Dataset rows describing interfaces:

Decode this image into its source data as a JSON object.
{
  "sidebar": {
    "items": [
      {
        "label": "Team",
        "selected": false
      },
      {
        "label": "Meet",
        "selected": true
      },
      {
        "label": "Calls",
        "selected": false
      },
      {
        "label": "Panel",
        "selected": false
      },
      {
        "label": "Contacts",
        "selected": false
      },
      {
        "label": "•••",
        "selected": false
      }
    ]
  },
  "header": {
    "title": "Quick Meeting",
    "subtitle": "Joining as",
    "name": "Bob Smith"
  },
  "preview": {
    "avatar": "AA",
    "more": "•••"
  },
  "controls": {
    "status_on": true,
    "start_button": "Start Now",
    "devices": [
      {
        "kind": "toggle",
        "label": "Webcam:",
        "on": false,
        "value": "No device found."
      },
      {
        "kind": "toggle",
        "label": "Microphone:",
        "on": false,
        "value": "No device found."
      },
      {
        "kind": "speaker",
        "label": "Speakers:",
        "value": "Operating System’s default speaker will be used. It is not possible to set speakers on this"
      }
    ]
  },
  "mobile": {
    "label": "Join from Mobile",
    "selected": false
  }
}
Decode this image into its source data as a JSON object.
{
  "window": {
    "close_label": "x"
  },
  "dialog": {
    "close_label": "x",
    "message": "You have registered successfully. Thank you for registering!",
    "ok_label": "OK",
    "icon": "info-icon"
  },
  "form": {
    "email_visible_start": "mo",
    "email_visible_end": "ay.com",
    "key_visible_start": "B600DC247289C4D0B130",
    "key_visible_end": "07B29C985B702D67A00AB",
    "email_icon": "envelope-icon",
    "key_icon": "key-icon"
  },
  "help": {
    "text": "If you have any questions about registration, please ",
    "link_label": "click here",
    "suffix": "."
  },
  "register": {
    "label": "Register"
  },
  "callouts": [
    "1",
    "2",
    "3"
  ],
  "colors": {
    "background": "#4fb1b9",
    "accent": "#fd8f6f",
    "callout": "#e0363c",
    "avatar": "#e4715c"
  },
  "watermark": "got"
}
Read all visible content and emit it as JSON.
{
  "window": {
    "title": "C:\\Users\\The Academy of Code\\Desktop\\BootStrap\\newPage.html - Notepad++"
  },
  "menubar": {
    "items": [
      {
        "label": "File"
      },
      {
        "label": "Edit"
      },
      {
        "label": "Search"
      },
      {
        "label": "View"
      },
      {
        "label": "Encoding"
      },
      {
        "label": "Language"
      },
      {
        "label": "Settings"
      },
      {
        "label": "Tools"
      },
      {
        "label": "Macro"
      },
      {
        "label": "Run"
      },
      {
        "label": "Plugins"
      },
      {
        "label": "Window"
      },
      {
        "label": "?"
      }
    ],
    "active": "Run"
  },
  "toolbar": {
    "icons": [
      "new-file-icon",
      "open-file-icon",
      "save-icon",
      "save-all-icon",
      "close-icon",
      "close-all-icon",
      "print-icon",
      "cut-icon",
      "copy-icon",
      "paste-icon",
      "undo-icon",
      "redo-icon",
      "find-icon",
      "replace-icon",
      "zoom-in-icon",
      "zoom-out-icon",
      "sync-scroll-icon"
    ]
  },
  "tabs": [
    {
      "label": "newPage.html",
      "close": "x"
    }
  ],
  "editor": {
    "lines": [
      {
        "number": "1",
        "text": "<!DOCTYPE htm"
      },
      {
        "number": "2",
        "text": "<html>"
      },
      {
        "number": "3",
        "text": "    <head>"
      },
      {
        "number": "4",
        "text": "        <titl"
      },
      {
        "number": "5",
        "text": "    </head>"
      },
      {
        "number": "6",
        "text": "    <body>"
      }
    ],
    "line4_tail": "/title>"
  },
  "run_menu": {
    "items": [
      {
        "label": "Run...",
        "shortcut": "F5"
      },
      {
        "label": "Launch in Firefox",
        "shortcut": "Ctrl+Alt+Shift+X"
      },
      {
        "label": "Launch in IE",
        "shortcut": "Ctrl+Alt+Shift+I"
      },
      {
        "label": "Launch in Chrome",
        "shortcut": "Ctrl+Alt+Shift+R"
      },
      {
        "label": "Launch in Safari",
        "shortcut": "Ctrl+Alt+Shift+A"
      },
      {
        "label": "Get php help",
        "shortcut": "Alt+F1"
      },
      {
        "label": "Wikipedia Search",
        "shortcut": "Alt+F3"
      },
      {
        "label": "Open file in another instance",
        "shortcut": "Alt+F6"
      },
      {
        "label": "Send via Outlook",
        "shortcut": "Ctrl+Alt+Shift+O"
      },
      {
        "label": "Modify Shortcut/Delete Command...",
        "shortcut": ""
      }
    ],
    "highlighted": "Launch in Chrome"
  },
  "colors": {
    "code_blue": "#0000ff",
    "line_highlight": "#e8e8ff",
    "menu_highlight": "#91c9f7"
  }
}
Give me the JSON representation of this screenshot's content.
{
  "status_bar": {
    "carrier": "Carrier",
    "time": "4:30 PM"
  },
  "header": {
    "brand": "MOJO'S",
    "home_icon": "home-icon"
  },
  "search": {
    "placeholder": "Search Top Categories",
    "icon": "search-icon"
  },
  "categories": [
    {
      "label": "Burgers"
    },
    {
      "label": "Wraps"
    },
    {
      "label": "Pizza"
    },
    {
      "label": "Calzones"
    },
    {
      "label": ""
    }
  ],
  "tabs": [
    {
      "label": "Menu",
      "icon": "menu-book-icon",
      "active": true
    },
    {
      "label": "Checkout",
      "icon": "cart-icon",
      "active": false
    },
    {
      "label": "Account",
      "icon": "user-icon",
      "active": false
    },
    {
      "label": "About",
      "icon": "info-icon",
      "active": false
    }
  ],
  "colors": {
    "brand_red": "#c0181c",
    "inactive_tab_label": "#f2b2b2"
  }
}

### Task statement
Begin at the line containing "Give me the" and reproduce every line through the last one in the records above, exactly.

### The answer
Give me the JSON representation of this screenshot's content.
{
  "status_bar": {
    "carrier": "Carrier",
    "time": "4:30 PM"
  },
  "header": {
    "brand": "MOJO'S",
    "home_icon": "home-icon"
  },
  "search": {
    "placeholder": "Search Top Categories",
    "icon": "search-icon"
  },
  "categories": [
    {
      "label": "Burgers"
    },
    {
      "label": "Wraps"
    },
    {
      "label": "Pizza"
    },
    {
      "label": "Calzones"
    },
    {
      "label": ""
    }
  ],
  "tabs": [
    {
      "label": "Menu",
      "icon": "menu-book-icon",
      "active": true
    },
    {
      "label": "Checkout",
      "icon": "cart-icon",
      "active": false
    },
    {
      "label": "Account",
      "icon": "user-icon",
      "active": false
    },
    {
      "label": "About",
      "icon": "info-icon",
      "active": false
    }
  ],
  "colors": {
    "brand_red": "#c0181c",
    "inactive_tab_label": "#f2b2b2"
  }
}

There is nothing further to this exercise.